For science funders to maximize their investment, they must be open to the risks inherent in the scientific process, and free themselves from the tyranny of high (and invariant) review scores and spurious impact metrics. Funders are the primary driver of behavioral change, and the Foundation has found that an ad hoc approach allows it to effectively manage the sociological factors that impede transformative research. This requires leadership to recognize the subjectivity behind the scientific enterprise and adopt a less risk-averse approach. In the same way that Sir John viewed financial risk as a necessary component of success (famously stating that 33% of his investments failed, 33% broke even, and the remaining 33% exceeded his investment), I have found the Foundation Board members are tolerant of uncertainty and even programmatic failure in pursuit of Sir John’s goals. This commitment empowers Foundation staff to proactively develop and endorse initiatives that could not find support through traditional funding sources using a value-based approach to discovery-based science.
A great example of the kind of work we uniquely fund is the Boundaries of Life Initiative, a $13M investment with Nathan Wolfe at Global Viral that is looking for evidence that life evolved more than once on earth. If it succeeds and shows that some forms of life evolved independently and persist to this day (perhaps with radically different biochemistries), this finding would radically alter our definition of life as well as our expectations for the fecundity of the universe. While many reviewers are skeptical, and the Foundation is absorbing tremendous risk, this effort is very much in the spirit of Sir John’s vision, who stated that it could take us hundreds of years before we see measurable gains in spiritual progress. In some sense, while we do not know how long it may take to have success (if ever!), short-term losses are expected, and the greater risk for us is that we lose the contrarian spirit. With time, such research has the potential to transform our knowledge of creation as well as our understanding of who we are and our place in the cosmos. We hope that other funders, like us, will stay curious as we advance the frontiers of a “rich future of boundless possibilities.”
Kevin Arnold, Ph.D Biochemistry from the University of Wisconsin, Madison, is a Program Officer at the John Templeton Foundation. He oversees funding in the Genetics portfolio, which is focused on discovering epigenetic mechanisms underlying the transgenerational inheritance of disease. Kevin also contributes to the Life Sciences portfolio, specifically Big Questions on the contingency of life and the emergence of agency across broad levels of organization.

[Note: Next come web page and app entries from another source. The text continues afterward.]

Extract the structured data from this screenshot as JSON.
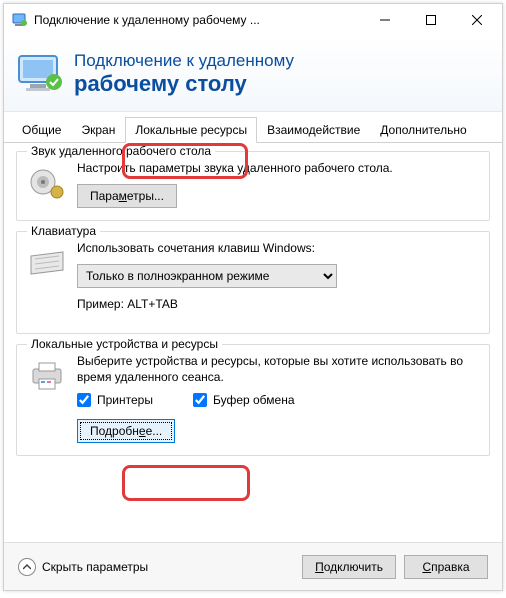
{
  "titlebar": {
    "text": "Подключение к удаленному рабочему ..."
  },
  "header": {
    "line1": "Подключение к удаленному",
    "line2": "рабочему столу"
  },
  "tabs": {
    "items": [
      {
        "label": "Общие"
      },
      {
        "label": "Экран"
      },
      {
        "label": "Локальные ресурсы"
      },
      {
        "label": "Взаимодействие"
      },
      {
        "label": "Дополнительно"
      }
    ]
  },
  "sound": {
    "title": "Звук удаленного рабочего стола",
    "desc": "Настроить параметры звука удаленного рабочего стола.",
    "btn_pre": "Пара",
    "btn_ul": "м",
    "btn_post": "етры..."
  },
  "keyboard": {
    "title": "Клавиатура",
    "desc": "Использовать сочетания клавиш Windows:",
    "selected": "Только в полноэкранном режиме",
    "example": "Пример: ALT+TAB"
  },
  "local": {
    "title": "Локальные устройства и ресурсы",
    "desc": "Выберите устройства и ресурсы, которые вы хотите использовать во время удаленного сеанса.",
    "printers": "Принтеры",
    "clipboard": "Буфер обмена",
    "more_pre": "Подробн",
    "more_ul": "е",
    "more_post": "е..."
  },
  "footer": {
    "hide": "Скрыть параметры",
    "hide_ul": "п",
    "connect": "Подключить",
    "connect_ul": "П",
    "help": "Справка",
    "help_ul": "С"
  }
}
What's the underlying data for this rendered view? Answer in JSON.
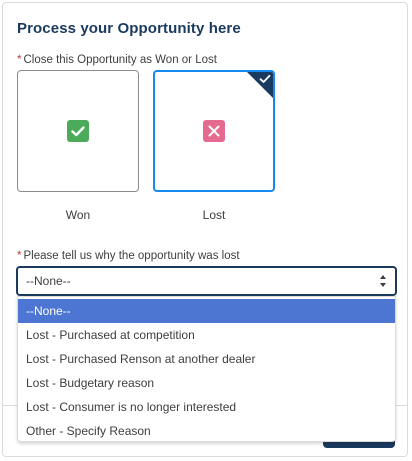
{
  "title": "Process your Opportunity here",
  "close_field": {
    "required_mark": "*",
    "label": "Close this Opportunity as Won or Lost",
    "options": [
      {
        "label": "Won",
        "icon": "check-icon",
        "color": "#4bab5b",
        "selected": false
      },
      {
        "label": "Lost",
        "icon": "close-icon",
        "color": "#e56a8f",
        "selected": true
      }
    ]
  },
  "reason_field": {
    "required_mark": "*",
    "label": "Please tell us why the opportunity was lost",
    "selected_value": "--None--",
    "options": [
      "--None--",
      "Lost - Purchased at competition",
      "Lost - Purchased Renson at another dealer",
      "Lost - Budgetary reason",
      "Lost - Consumer is no longer interested",
      "Other - Specify Reason"
    ],
    "highlighted_index": 0
  },
  "colors": {
    "accent": "#1b3a5f",
    "selection_border": "#1589ee",
    "highlight": "#4d76d2",
    "required": "#c23934"
  }
}
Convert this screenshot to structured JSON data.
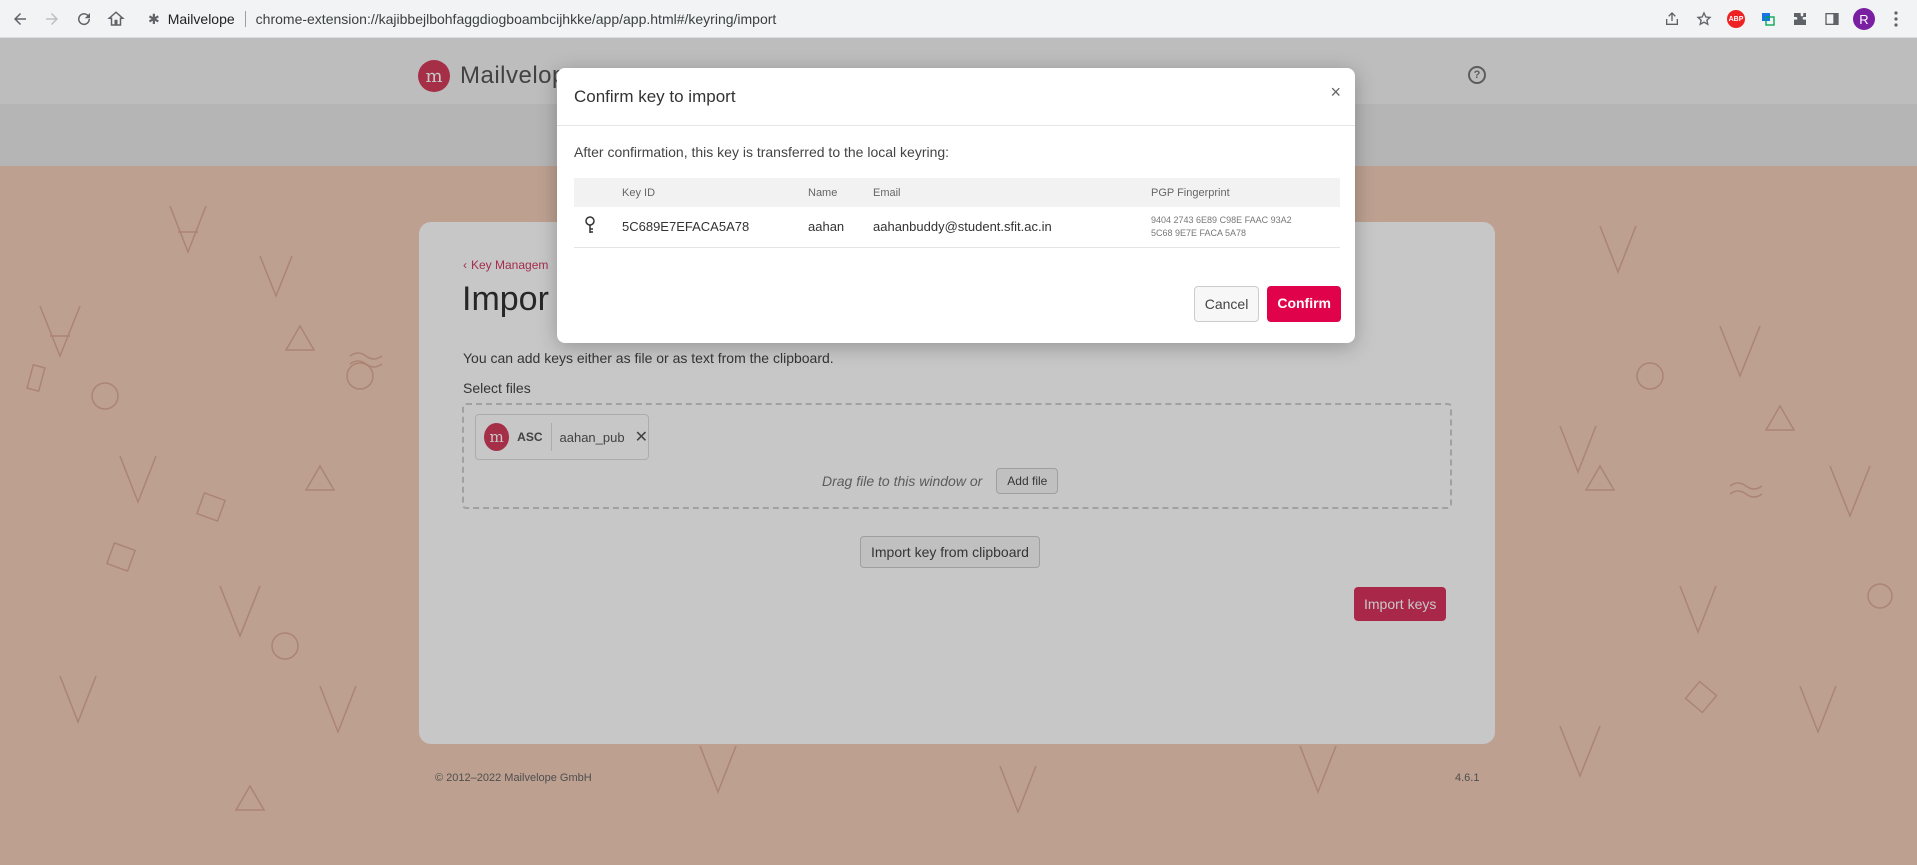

“The opinions expressed in this article are those of the author and do not necessarily reflect the views of the John Templeton Foundation.”